The Brexit deal with the EU will mean increased costs and potential disruption to transport for the UK’s number 1 export industry says the Scottish Salmon Producers Organisation. In a week of transport chaos with millions of pounds of losses caused by border disruption between the UK and continental Europe which continues, Tavish Scott, chief executive of the Scottish Salmon Producers Organisation (SSPO) said:
“We are pleased the negotiators have at last secured a deal. This will alleviate some of the serious problems that would come from a ‘no deal’ Brexit.

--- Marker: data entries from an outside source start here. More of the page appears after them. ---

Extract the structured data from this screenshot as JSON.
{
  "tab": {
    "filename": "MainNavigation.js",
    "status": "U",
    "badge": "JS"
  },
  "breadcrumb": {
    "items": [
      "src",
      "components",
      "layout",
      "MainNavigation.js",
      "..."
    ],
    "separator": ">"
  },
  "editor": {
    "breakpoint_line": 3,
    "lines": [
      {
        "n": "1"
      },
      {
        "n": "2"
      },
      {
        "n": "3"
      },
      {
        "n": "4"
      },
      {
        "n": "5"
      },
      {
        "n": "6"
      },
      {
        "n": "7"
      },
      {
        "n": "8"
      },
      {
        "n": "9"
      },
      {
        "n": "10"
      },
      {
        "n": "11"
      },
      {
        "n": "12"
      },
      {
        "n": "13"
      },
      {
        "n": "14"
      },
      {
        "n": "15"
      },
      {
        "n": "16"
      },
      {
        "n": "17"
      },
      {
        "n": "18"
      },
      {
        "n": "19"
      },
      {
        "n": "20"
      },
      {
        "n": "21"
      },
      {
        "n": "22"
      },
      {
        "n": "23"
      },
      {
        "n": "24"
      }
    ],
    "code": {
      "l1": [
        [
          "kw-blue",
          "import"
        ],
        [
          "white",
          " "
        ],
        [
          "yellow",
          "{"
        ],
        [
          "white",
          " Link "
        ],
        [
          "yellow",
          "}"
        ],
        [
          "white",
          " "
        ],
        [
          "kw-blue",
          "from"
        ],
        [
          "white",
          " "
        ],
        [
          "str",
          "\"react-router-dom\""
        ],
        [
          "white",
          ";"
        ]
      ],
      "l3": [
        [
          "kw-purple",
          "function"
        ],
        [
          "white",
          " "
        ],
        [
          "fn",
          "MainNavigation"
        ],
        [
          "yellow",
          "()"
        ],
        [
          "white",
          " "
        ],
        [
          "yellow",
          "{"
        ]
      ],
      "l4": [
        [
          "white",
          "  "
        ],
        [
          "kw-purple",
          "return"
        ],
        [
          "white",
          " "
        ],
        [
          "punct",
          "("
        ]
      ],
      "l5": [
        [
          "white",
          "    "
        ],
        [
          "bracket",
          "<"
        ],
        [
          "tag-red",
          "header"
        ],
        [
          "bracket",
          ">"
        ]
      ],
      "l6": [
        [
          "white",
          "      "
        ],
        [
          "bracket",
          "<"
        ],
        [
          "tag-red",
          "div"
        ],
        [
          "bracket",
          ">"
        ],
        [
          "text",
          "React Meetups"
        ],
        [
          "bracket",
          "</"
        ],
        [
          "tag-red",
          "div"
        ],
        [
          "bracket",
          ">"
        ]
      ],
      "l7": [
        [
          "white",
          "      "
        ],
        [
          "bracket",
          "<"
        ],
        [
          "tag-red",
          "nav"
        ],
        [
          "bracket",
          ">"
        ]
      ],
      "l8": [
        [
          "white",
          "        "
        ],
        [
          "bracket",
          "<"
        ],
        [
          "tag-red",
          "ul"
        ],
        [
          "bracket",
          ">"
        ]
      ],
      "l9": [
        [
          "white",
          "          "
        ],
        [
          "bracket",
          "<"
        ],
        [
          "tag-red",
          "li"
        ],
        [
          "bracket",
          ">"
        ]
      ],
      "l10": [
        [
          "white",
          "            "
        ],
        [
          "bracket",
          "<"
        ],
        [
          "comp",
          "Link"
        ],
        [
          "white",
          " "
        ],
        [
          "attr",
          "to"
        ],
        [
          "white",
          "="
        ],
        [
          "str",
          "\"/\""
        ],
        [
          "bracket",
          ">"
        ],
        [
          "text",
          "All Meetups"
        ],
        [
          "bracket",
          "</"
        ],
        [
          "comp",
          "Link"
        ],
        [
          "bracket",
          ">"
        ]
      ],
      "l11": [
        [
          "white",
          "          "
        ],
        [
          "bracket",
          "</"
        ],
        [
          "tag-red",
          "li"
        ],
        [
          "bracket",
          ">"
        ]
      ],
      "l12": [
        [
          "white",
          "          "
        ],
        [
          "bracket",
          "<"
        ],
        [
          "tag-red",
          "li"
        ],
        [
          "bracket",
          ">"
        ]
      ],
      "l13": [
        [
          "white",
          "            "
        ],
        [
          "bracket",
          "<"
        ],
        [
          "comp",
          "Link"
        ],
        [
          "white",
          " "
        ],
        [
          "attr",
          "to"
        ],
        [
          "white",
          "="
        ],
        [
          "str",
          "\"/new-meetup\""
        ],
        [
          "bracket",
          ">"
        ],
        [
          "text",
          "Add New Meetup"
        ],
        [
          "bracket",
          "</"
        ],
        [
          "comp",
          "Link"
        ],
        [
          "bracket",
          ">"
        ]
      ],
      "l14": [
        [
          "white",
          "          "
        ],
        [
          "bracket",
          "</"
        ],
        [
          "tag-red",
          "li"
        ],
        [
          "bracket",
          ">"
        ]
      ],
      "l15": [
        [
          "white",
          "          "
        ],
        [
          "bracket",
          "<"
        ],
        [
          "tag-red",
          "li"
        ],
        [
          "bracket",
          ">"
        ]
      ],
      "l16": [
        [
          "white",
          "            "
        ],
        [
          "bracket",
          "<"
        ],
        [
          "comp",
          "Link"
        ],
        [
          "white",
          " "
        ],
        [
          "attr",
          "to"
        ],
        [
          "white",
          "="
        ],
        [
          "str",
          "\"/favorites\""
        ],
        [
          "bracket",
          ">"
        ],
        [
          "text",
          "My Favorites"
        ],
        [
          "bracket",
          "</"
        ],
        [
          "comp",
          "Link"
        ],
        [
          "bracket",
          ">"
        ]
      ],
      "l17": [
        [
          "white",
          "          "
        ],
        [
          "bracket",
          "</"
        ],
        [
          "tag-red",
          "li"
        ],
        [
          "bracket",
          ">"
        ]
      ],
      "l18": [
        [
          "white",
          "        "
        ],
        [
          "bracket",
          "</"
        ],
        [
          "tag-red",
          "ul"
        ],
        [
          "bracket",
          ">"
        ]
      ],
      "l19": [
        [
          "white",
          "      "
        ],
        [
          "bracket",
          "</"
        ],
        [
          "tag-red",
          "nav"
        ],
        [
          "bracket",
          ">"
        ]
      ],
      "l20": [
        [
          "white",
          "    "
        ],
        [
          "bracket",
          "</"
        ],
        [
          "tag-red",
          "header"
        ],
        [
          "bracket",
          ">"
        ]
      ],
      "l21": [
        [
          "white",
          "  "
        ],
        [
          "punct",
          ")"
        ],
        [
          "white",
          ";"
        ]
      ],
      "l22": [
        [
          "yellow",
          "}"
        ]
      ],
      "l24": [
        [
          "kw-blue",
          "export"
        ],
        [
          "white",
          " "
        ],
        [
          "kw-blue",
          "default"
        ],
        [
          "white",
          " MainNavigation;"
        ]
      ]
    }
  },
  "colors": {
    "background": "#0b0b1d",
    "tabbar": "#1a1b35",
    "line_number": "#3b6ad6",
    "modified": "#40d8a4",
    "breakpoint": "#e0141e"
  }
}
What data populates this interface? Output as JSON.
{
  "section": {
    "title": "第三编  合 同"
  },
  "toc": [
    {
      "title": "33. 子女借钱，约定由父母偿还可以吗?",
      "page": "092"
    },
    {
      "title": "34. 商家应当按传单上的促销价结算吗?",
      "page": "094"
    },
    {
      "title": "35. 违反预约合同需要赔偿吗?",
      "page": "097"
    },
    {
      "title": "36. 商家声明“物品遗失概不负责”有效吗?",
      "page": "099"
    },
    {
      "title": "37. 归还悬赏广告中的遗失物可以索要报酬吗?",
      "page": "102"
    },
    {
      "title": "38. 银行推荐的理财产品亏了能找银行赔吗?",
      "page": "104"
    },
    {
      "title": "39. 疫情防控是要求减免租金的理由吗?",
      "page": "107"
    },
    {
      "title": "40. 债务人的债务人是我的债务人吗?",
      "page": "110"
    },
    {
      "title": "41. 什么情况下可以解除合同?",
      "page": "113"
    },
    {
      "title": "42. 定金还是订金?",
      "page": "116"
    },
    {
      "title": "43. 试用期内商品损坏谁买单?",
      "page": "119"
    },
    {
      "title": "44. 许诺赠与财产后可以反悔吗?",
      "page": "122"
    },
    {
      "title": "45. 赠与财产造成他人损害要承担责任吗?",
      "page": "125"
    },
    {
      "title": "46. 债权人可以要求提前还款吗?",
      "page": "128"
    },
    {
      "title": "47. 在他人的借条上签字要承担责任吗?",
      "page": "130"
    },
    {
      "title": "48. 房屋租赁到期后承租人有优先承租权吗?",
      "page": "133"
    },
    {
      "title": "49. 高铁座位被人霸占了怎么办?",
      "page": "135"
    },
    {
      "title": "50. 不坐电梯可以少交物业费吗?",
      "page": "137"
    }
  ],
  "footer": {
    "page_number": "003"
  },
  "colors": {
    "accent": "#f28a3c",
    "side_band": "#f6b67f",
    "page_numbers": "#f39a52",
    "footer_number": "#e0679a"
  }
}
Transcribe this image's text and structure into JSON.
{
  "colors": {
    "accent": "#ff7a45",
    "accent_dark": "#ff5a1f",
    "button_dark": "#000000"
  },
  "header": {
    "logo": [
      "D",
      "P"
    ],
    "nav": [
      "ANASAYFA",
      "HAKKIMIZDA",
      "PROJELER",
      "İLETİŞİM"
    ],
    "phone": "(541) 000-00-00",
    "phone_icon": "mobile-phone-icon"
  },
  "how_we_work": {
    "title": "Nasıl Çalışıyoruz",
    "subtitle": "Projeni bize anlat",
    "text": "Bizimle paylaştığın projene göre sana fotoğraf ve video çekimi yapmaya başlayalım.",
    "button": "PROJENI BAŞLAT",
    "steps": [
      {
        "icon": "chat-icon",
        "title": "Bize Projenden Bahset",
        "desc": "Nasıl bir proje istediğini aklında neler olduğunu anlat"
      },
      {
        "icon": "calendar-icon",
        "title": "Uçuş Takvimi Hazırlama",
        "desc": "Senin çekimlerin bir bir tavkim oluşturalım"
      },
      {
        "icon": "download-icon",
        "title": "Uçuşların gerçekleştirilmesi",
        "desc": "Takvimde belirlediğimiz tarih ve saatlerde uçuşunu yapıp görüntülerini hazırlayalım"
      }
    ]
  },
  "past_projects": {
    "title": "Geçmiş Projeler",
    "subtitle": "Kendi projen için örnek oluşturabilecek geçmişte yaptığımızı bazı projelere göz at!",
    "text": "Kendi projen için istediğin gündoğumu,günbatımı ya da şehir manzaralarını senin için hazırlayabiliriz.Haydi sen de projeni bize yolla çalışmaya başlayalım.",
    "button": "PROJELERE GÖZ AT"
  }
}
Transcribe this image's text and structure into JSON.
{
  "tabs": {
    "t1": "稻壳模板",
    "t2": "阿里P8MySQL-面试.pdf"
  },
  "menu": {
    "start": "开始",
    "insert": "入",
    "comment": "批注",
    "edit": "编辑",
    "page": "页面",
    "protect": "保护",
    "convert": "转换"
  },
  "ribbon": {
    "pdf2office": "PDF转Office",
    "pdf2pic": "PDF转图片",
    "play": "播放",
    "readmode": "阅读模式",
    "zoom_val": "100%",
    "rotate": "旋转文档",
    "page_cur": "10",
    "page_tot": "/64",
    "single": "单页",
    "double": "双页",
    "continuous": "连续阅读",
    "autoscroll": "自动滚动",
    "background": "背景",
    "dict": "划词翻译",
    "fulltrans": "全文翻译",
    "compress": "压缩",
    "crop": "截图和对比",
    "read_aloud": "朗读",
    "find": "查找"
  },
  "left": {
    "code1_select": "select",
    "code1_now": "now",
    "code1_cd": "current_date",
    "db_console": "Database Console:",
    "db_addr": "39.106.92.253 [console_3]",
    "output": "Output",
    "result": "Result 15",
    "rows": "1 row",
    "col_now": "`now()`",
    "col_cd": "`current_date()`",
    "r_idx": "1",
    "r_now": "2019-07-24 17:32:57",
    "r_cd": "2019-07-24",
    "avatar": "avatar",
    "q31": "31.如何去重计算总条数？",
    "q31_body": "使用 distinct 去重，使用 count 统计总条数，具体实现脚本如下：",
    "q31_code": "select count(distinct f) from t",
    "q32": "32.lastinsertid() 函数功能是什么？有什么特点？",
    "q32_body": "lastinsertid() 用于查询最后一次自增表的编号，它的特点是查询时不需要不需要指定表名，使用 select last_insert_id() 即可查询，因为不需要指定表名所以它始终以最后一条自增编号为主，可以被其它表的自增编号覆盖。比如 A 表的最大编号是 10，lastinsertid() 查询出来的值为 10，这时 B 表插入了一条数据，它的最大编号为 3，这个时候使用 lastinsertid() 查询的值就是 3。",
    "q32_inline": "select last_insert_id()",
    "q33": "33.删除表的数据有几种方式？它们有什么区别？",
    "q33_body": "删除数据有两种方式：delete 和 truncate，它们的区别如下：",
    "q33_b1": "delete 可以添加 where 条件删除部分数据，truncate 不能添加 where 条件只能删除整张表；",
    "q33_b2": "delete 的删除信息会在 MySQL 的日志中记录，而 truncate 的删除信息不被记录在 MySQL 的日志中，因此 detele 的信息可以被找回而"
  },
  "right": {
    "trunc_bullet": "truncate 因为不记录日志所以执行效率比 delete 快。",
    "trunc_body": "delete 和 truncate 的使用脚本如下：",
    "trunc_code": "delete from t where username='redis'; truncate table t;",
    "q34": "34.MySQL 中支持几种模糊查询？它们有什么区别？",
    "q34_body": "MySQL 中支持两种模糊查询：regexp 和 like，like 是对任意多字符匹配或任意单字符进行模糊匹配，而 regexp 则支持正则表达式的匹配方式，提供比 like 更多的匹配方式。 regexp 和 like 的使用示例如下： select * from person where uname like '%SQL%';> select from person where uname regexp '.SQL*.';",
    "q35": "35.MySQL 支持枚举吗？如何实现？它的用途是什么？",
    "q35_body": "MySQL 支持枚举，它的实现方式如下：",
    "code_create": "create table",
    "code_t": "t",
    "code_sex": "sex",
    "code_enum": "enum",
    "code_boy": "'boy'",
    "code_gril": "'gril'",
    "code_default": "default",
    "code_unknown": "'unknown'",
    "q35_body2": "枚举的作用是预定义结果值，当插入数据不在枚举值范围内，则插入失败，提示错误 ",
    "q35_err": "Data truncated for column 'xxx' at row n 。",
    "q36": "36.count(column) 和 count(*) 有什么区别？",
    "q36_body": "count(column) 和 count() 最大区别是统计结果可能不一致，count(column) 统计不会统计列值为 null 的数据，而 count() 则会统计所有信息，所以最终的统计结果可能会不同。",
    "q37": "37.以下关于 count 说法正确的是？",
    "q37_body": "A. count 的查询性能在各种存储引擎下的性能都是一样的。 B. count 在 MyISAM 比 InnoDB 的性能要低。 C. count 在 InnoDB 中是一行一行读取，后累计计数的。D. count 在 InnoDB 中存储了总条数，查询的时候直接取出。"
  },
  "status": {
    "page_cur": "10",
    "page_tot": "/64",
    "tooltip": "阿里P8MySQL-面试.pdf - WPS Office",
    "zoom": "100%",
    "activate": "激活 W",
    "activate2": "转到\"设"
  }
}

“But we still have concerns. The disruption at the Channel right now is hitting our members ability to export. Brexit means the Scottish salmon sector now face the reality of lots more red tape, bureaucracy and paperwork which are the reality of the extra trade barriers which come with Brexit.
“So until we see how this UK-EU agreement actually works in practice, it is impossible to make a clear judgement on how the new trading arrangement in 2021 will affect salmon farming.”
As seen in the last few days, transport disruption on either side of the Channel will result in salmon arriving late, or not at all, at the main market in Boulogne-sur-Mer. Commercially this will result in enforced discounts or lost sales to salmon farming companies.
The salmon sector is also concerned about the new Brexit requirement for tens of thousands of Export Health Certificates (EHCs) from 1st January. Salmon farmers have been assured there will be enough staff to process the extra paperwork. But there is still considerable uncertainty as to whether arrangements will work as planned. The cost of the extra EHCs is expected to be at least £1.3 million to the sector every year – a cost that did not exist prior to Brexit.
Mr Scott said:
“We need the new transport hub at Larkhall to process the majority of these export certificates swiftly and smoothly. Many organisations have put considerable efforts into ensuring this happens and we are very grateful for that.
“But salmon farming’s big worry remains the potential for disruption at the Channel. Salmon is a perishable product and any delay in getting the fish to our European markets will have serious consequences. If consignments end up being stuck in queues of traffic for hours, the knock-on effects on eventual market price can be severe. That is exactly what we have seen since Sunday. So the omens are not good.
“It is up to the UK Government to now deliver on their numerous promises that Brexit will help the economy. We are all watching.”
Mr Scott said that the SSPO would be maintaining daily engagement with the governments in both Edinburgh and London on the sector’s behalf.
Background notes on Scottish salmon exports:
- In 2019, over 53,000 tonnes of whole, fresh/chilled Scottish salmon were exported to the European Union with an export valuation of over £320 million.
- The EU market helps make Scottish salmon the UK’s largest food export (2019 data).
- The EU accounted for 56 per cent of all Scottish salmon exports (95,000 tonnes) and 52 per cent of the total value in 2019 (over £620 million).
- In the twelve months to October, the value of global exports has been £482 million – down -£143 million or 23 per cent lower compared with FY 2019.
- During 2020, exports have become more focussed in Europe – due to geography and access to further processors. In the twelve months to October, the EU accounted for over two-thirds of all volumes and 63 per cent of the global value of exports.
Exports of Scottish salmon in 2019 by value and volume:
Global £625 million, 95,000 tonnes
EU £323 million (52% of total), 53,000 tonnes (56%)
France £221 million, 36,000 tonnes
Ireland £25 million, 4,800 tonnes
Germany £23 million, 2,800 tonnes
Belgium £15 million, 1,400 tonnes
Denmark £10 million, 2,400 tonnes